GlaxoSmithKline will start buying back shares again in 2011, demonstrating confidence it has turned the corner following massive legal bills.
Profits at Britain's biggest drugmaker were wiped out in the fourth quarter, as expected, after GSK took a £2.2bn legal charge to settle further Avandia litigation and US investigations into past sales practices.
The decision to push ahead with a £1-2bn buyback programme in 2011 – the first since 2008 – cheered investors and lifted GSK shares more than 3 percent on Thursday.
The grim set of quarterly results, meanwhile, were viewed as broadly in-line, with sales in the three months to December 31 down 11 per cent.

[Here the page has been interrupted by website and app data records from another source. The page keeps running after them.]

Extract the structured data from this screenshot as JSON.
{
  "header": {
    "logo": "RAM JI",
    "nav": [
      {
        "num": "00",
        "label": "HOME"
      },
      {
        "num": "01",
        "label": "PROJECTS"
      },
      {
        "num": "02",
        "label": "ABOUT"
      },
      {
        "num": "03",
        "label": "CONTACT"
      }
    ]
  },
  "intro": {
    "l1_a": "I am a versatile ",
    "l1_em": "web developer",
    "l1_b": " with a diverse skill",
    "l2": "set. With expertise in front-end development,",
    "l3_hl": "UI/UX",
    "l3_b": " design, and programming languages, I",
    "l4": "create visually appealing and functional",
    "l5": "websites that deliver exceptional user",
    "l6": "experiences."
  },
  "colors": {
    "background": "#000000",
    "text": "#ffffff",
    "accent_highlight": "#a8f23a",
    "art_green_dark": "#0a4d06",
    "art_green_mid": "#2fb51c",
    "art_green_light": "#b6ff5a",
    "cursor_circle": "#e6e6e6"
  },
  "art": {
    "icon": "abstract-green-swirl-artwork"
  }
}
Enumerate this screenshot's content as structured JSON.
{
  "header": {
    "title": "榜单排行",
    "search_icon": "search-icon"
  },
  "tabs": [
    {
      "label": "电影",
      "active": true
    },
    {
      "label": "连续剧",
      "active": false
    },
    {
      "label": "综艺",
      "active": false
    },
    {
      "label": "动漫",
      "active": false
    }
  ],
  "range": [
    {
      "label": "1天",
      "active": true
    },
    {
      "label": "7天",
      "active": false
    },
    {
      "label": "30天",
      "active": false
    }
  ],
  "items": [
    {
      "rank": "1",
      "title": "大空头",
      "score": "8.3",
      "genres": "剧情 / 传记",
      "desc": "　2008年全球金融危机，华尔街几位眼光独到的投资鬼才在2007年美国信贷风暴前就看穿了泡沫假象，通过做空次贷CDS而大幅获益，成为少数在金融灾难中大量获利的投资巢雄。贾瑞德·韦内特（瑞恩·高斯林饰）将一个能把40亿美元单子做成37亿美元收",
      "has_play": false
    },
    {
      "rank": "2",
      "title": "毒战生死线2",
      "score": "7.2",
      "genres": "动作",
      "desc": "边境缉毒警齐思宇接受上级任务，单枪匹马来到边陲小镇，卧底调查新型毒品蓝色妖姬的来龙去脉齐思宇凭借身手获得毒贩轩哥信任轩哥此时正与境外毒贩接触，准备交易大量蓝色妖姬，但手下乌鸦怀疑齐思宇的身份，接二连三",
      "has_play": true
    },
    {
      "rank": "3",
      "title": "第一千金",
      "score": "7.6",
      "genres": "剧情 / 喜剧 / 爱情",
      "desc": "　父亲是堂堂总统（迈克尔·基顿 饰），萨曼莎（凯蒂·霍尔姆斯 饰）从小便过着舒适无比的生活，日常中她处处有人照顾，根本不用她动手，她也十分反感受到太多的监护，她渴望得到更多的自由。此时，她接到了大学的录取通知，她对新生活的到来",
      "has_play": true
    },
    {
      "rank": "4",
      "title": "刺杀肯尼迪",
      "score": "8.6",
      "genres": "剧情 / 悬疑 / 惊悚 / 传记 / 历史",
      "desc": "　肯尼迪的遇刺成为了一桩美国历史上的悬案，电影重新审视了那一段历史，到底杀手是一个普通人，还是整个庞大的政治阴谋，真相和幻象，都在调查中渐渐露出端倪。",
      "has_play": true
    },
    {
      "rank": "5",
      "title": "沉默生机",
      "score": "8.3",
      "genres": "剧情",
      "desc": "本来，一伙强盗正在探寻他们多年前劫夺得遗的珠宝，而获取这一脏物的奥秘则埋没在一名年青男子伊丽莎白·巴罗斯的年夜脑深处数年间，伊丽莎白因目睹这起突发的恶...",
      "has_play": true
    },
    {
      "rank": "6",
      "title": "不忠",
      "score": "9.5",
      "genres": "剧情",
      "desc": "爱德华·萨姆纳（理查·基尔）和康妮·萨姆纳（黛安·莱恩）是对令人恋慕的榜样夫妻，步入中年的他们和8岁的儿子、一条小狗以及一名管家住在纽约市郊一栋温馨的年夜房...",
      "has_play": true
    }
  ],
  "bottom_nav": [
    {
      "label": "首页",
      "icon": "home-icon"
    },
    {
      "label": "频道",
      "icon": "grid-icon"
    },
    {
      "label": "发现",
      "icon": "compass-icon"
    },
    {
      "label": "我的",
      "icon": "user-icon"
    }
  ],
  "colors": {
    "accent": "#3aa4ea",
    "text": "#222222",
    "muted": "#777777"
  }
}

GSK was hit last year by generic competition to herpes drug Valtrex and sliding revenue from Avandia, but the company is further through its "cliff" of patent expiries than some of its rivals and is still generating plenty of cash.
Chief Executive Andrew Witty argued the underlying performance was robust, with full-year 2010 sales excluding Valtrex, Avandia and pandemic flu products up 4.5 per cent.
"I view these results as setting the base for the company and it allows them to return to growth from 2012," said Dominic Valder, industry analyst at Evolution Securities.
"It's going to be roughly speaking a mid-single digit top-line growth story, with a bit of margin expansion and share buybacks leading it to being a high single-digit bottom-line – and that's not in the price at the moment."
City A.M. Reporter